It is an icon, some would even call it a cliché, one of the many great sculptures from the ancient Greeks that have been handed down to us through Roman copies. It has, however, lasted throughout all of these years, and no doubt will continue. It may not be relevant, but it was and is influential. During all of its history artists have studied these pieces and writers have been inspired by them, including a most important San Francisco Bay Area poet.
From classical Greek sculpture to Goya, from Marc Chagall to Charlie Chaplin, and even from Morris Graves to Edward Hopper, the poet Lawrence Ferlinghetti has always written about a variety of artists. He also speaks of both the detail and the overall, both the immediate and the historical. He notices the calipers in the hands of the sculptor as well as the ramifications for an articulated detail that carries us over the centuries.
“Discobolus” or the “Discus Thrower” is of course a marble copy of the original bronze Greek sculpture by Myron. And, at one time or another, it has made its way, through academic castings and copies, into almost every art school in the world. This is where Vincent Van Gogh first encountered it in a drawing class in Antwerp in 1886.
“Students at the Antwerp academy were expected to work three or four days on a single drawing, so that during his six-week stay Van Gogh probably executed about a dozen sheets. We know both from his letters and from eyewitness accounts that he copied several different sculptures, but this study from a cast of the Discus Thrower (ca. 450 B.C.) by Myron of Eleutherai is the only example to have survived.”[ii]
Most recently, from Pop Art to the Post-Modern, we encounter themes and variations played out in an art historical context. Ned Rifkin in writing about the artist Robert Moskowitz’s borrowing of sculptural imagery from Brancusi’s “Bird in Space” to Rodin’s “The Thinker” and even to the Roman copy of the “Discus Thrower” has observed:
“Moskowitz reduced the barely recognizable image to a hard edged outline. . . . It becomes. . . its vestigal shadow and reads not as an experience of form in space but as a sign.”
“Certainly, the artist is making a statement about self-consciousness while also reinventing the form.

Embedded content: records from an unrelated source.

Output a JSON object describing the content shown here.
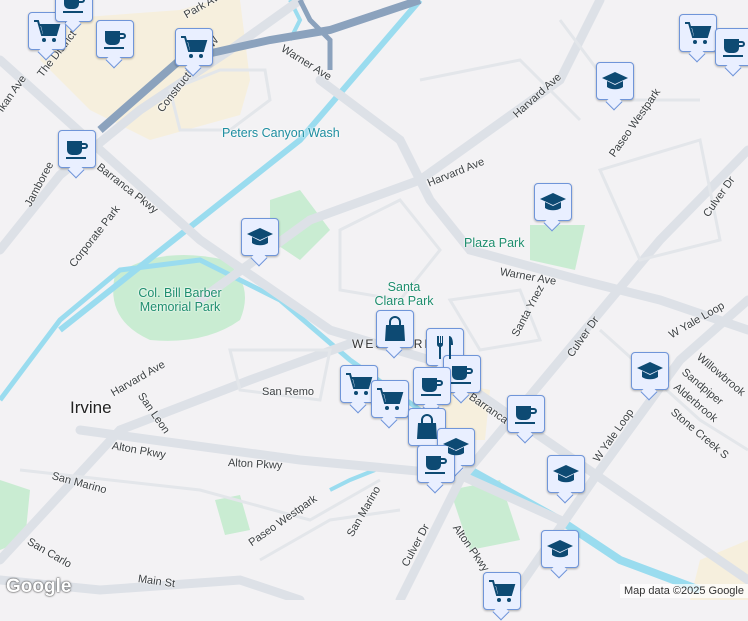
{
  "map": {
    "city": "Irvine",
    "area": "WESTPARK",
    "parks": [
      "Peters Canyon Wash",
      "Col. Bill Barber Memorial Park",
      "Plaza Park",
      "Santa Clara Park"
    ],
    "streets": [
      "Warner Ave",
      "Park Ave",
      "The District",
      "Construction Cir W",
      "Harvard Ave",
      "Harvard Ave",
      "Jamboree",
      "Barranca Pkwy",
      "Corporate Park",
      "Warner Ave",
      "Santa Ynez",
      "Culver Dr",
      "Culver Dr",
      "Culver Dr",
      "W Yale Loop",
      "W Yale Loop",
      "Willowbrook",
      "Sandpiper",
      "Alderbrook",
      "Stone Creek S",
      "Paseo Westpark",
      "Paseo Westpark",
      "Alton Pkwy",
      "Alton Pkwy",
      "Alton Pkwy",
      "San Remo",
      "San Leon",
      "San Marino",
      "San Marino",
      "San Carlo",
      "Main St",
      "Harvard Ave",
      "Barranca Pkwy",
      "Ikan Ave",
      "Paseo Westpark",
      "Yale Loop",
      "Alton Pkwy",
      "Peters Canyon Wash"
    ],
    "markers": [
      "cart",
      "coffee",
      "coffee",
      "cart",
      "coffee",
      "graduation-cap",
      "graduation-cap",
      "cart",
      "coffee",
      "graduation-cap",
      "shopping-bag",
      "restaurant",
      "coffee",
      "cart",
      "cart",
      "coffee",
      "shopping-bag",
      "graduation-cap",
      "coffee",
      "coffee",
      "graduation-cap",
      "graduation-cap",
      "graduation-cap",
      "cart"
    ]
  },
  "footer": {
    "logo": "Google",
    "attribution": "Map data ©2025 Google"
  },
  "colors": {
    "marker_bg": "#e9efff",
    "marker_border": "#6f95d9",
    "icon": "#0d4a73",
    "water": "#9adcef",
    "park": "#c9ecd2"
  }
}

It definitely uses that known image and says, ‘What does it mean now?’” [iii]
[i] Ferlinghetti, Lawrence; A Coney Island of the Mind; New Directions Publishing Company; New York, New York; 1958; p. 79.

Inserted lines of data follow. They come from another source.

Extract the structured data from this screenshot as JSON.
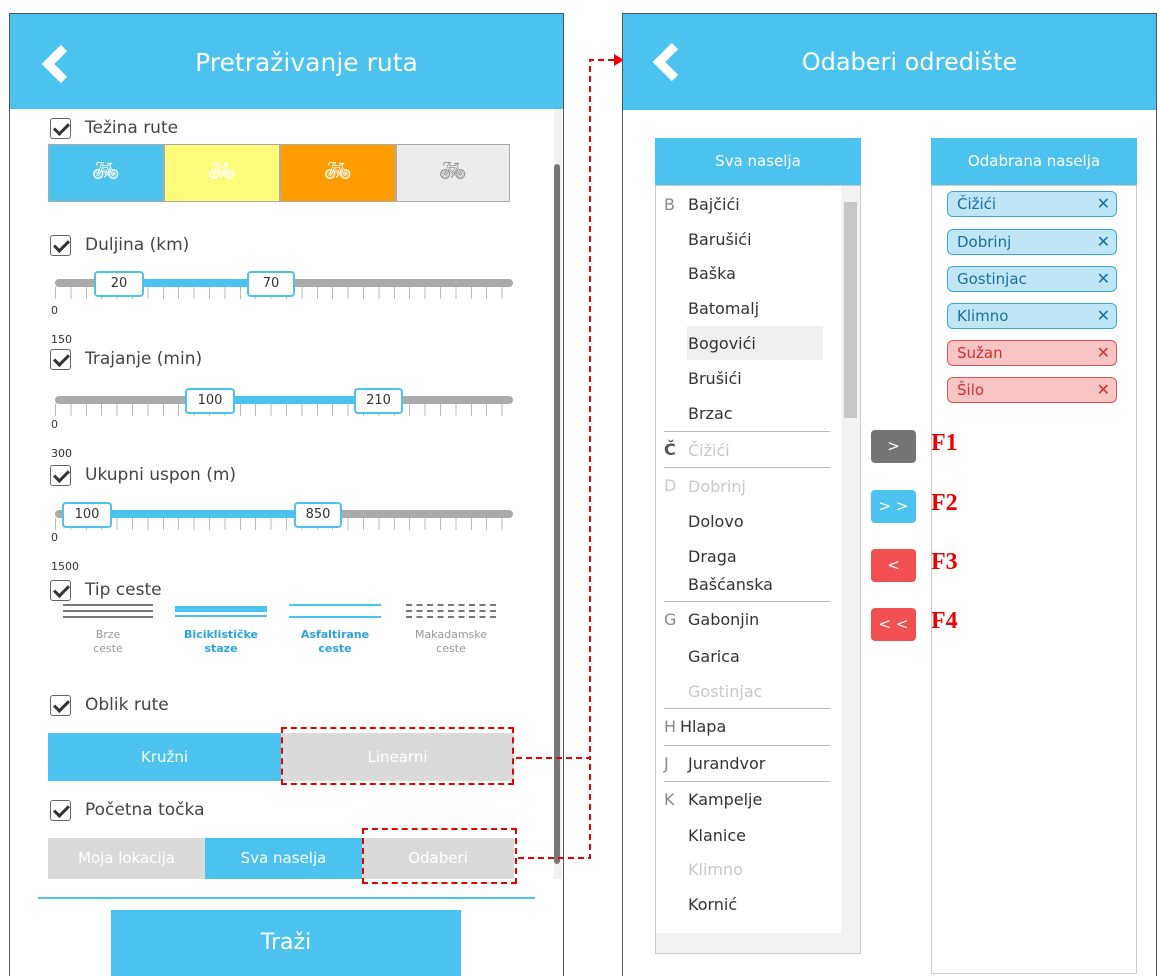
{
  "left": {
    "title": "Pretraživanje ruta",
    "sections": {
      "difficulty": "Težina rute",
      "length": "Duljina (km)",
      "duration": "Trajanje (min)",
      "ascent": "Ukupni uspon (m)",
      "road_type": "Tip ceste",
      "route_shape": "Oblik rute",
      "start_point": "Početna točka"
    },
    "difficulty_colors": [
      "#4cc3ef",
      "#fdfb7a",
      "#ff9c00",
      "#ececec"
    ],
    "sliders": {
      "length": {
        "min": "0",
        "max": "150",
        "low": "20",
        "high": "70"
      },
      "duration": {
        "min": "0",
        "max": "300",
        "low": "100",
        "high": "210"
      },
      "ascent": {
        "min": "0",
        "max": "1500",
        "low": "100",
        "high": "850"
      }
    },
    "roads": [
      {
        "line1": "Brze",
        "line2": "ceste"
      },
      {
        "line1": "Biciklističke",
        "line2": "staze"
      },
      {
        "line1": "Asfaltirane",
        "line2": "ceste"
      },
      {
        "line1": "Makadamske",
        "line2": "ceste"
      }
    ],
    "shape_buttons": {
      "circular": "Kružni",
      "linear": "Linearni"
    },
    "start_buttons": {
      "my_location": "Moja lokacija",
      "all_places": "Sva naselja",
      "choose": "Odaberi"
    },
    "search_button": "Traži"
  },
  "right": {
    "title": "Odaberi odredište",
    "all_header": "Sva naselja",
    "selected_header": "Odabrana naselja",
    "letters": [
      "B",
      "Č",
      "D",
      "G",
      "H",
      "J",
      "K"
    ],
    "places": [
      "Bajčići",
      "Barušići",
      "Baška",
      "Batomalj",
      "Bogovići",
      "Brušići",
      "Brzac",
      "Čižići",
      "Dobrinj",
      "Dolovo",
      "Draga",
      "Bašćanska",
      "Gabonjin",
      "Garica",
      "Gostinjac",
      "Hlapa",
      "Jurandvor",
      "Kampelje",
      "Klanice",
      "Klimno",
      "Kornić"
    ],
    "selected": [
      "Čižići",
      "Dobrinj",
      "Gostinjac",
      "Klimno",
      "Sužan",
      "Šilo"
    ],
    "remove_glyph": "✕",
    "move_buttons": [
      ">",
      "> >",
      "<",
      "< <"
    ],
    "f_labels": [
      "F1",
      "F2",
      "F3",
      "F4"
    ]
  }
}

[ii] Ives, Colta, Susan Alyson Stein, et al; Vincent Van Gogh: The Drawings; The Metropilitan Museum of Art, New York, and the Van Gogh Museum, Amsterdam; Yale University Press, New Haven and London; 2005; p. 126.

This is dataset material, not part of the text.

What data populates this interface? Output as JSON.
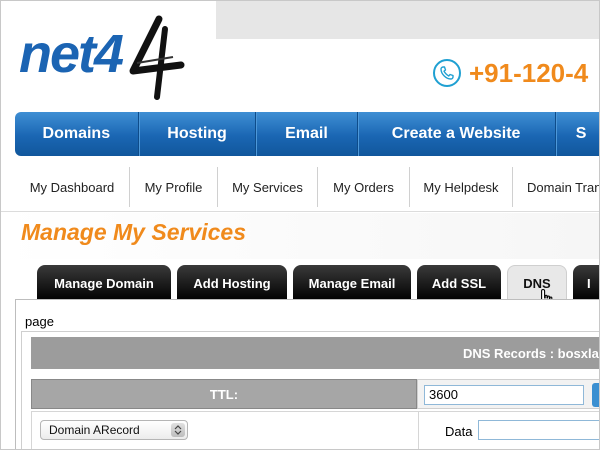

[iii] Rifkin, Ned; Robert Moskowitz; Hirshhorn Museum and Sculpture Garden in association with Thames and Hudson; New York, New York; 1989; p. 42.